Saudi Aramco announced record crude oil production during 2016, while stating that its hydrocarbon reserves eased slightly from a year ago.
The world's top crude exporter’s state oil giant said daily crude production hit a new high of 10.5 million barrels per day (bpd) in 2016, up from 10.2 million bpd in 2015, according to its annual review released on Thursday.
Recoverable crude oil and condensate reserves, meanwhile, totalled 260.8 billion barrels at the end of 2016, easing from 261.1 billion in 2015.
Aramco's gas reserves rose to 298.7 trillion standard cubic feet in 2016 from 297.6 trillion standard cubic feet the year before.
“Driven by operational efficiency and fiscal discipline, we continued to build and deliver on our strategic goals in 2016 despite the backdrop of a challenging environment,” Amin H. Nasser, President and CEO of Saudi Aramco said. “The company crossed a threshold in its transformative journey to optimise its operations and maximise delivery across all of its capabilities. At the same time, we remained true to our commitments of value creation, technology delivery, and human capital development.”
During last year, Aramco discovered two new oil fields, Jubah and Sahaban, and one new gas field, Hadidah, all located in the Eastern Province, the main oil region in Saudi Arabia, taking the total number of fields to 130.
It added 250,000 barrels of crude oil production per day to its Shaybah facility where it also started a second natural gas liquids processing train; and reached full operational feed capacity of 2.5 Bscfd at the Wasit Gas Plant.

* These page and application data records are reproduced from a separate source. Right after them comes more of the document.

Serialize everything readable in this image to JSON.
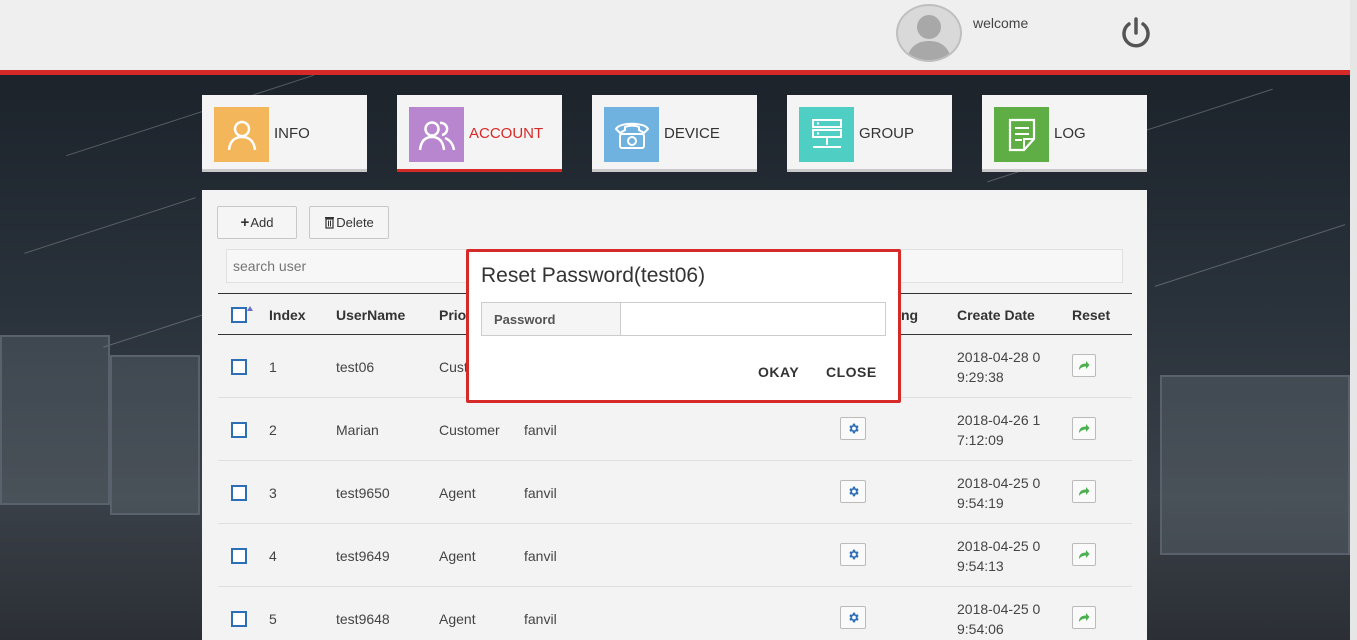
{
  "header": {
    "welcome_text": "welcome"
  },
  "nav": {
    "tiles": [
      {
        "label": "INFO",
        "color": "#f4b65a"
      },
      {
        "label": "ACCOUNT",
        "color": "#b886cf"
      },
      {
        "label": "DEVICE",
        "color": "#6fb2df"
      },
      {
        "label": "GROUP",
        "color": "#4fcfc4"
      },
      {
        "label": "LOG",
        "color": "#5eae45"
      }
    ],
    "active": "ACCOUNT"
  },
  "toolbar": {
    "add_label": "Add",
    "delete_label": "Delete"
  },
  "search": {
    "placeholder": "search user"
  },
  "table": {
    "headers": {
      "index": "Index",
      "username": "UserName",
      "priority": "Prio",
      "setting": "ng",
      "create_date": "Create Date",
      "reset": "Reset"
    },
    "rows": [
      {
        "index": "1",
        "username": "test06",
        "priority": "Cust",
        "group": "",
        "date_line1": "2018-04-28 0",
        "date_line2": "9:29:38"
      },
      {
        "index": "2",
        "username": "Marian",
        "priority": "Customer",
        "group": "fanvil",
        "date_line1": "2018-04-26 1",
        "date_line2": "7:12:09"
      },
      {
        "index": "3",
        "username": "test9650",
        "priority": "Agent",
        "group": "fanvil",
        "date_line1": "2018-04-25 0",
        "date_line2": "9:54:19"
      },
      {
        "index": "4",
        "username": "test9649",
        "priority": "Agent",
        "group": "fanvil",
        "date_line1": "2018-04-25 0",
        "date_line2": "9:54:13"
      },
      {
        "index": "5",
        "username": "test9648",
        "priority": "Agent",
        "group": "fanvil",
        "date_line1": "2018-04-25 0",
        "date_line2": "9:54:06"
      }
    ]
  },
  "modal": {
    "title": "Reset Password(test06)",
    "password_label": "Password",
    "password_value": "",
    "okay_label": "OKAY",
    "close_label": "CLOSE"
  },
  "colors": {
    "accent": "#d52a27",
    "checkbox": "#2d6fb6",
    "reset_arrow": "#4caf50"
  }
}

Aramco, the only company undertaking exploration in the kingdom, said oil exports rose to 7.6 million bpd in 2016 from 7.1 million bpd in 2015. Exports to Asia accounted for 66 percent, up from 65 percent in 2015, followed by exports to the United States, whose share dropped to 15.8 percent from 16.6 percent.
Raw gas processing capacity rose to 12 billion standard cubic feet per day (scfd), allowing output of sales gas or methane, used mainly for electricity and petrochemicals, to hit a record 8.3 billion scfd.
Ethane production, the favourite feedstock for petrochemicals, was also higher at 920 million scfd from 794 million scfd in 2015.
Saudi Aramco plans to double gas production to 23 billion scfd in a decade by including "unconventional gas" in the mix and by continuing to develop gas not associated with oil to help it limit the use of oil in power generation and provide feedstock to the petrochemical industry it is keen to grow.
It said over 40 percent of non-associated gas came from offshore fields Hasbah and Arabiyah.
Progress continued in unconventional gas, as the company completed wells in northern Saudi Arabia to deliver 55 million scfd of gas by the end of this year to industrial and electrical power facilities in the Wa'ad Al Shamal industrial city, a phosphate project run by Saudi mining firm Ma'aden.
The Midyan gas project in northwest Saudi Arabia, a region rich in iron ore deposits, is almost complete, Aramco said, while on the oil side, the expansion of Arab Light Khurais oilfield to 1.5 million bpd will be onstream by mid-2018.
Midyan was discovered in the 1980s and has significant reserves.
In the downstream sector, Saudi Aramco’s Sadara joint venture with The Dow Chemical Company, with a production capacity of 3 million tons of performance plastics, started commissioning of the region’s first mixed feed cracker; the Phase II Petro Rabigh ethane cracking project with Japan’s Sumitomo Chemical Co. achieved full operation; and the company's 400,000 bpd Jazan refinery reached 55 per cent completion.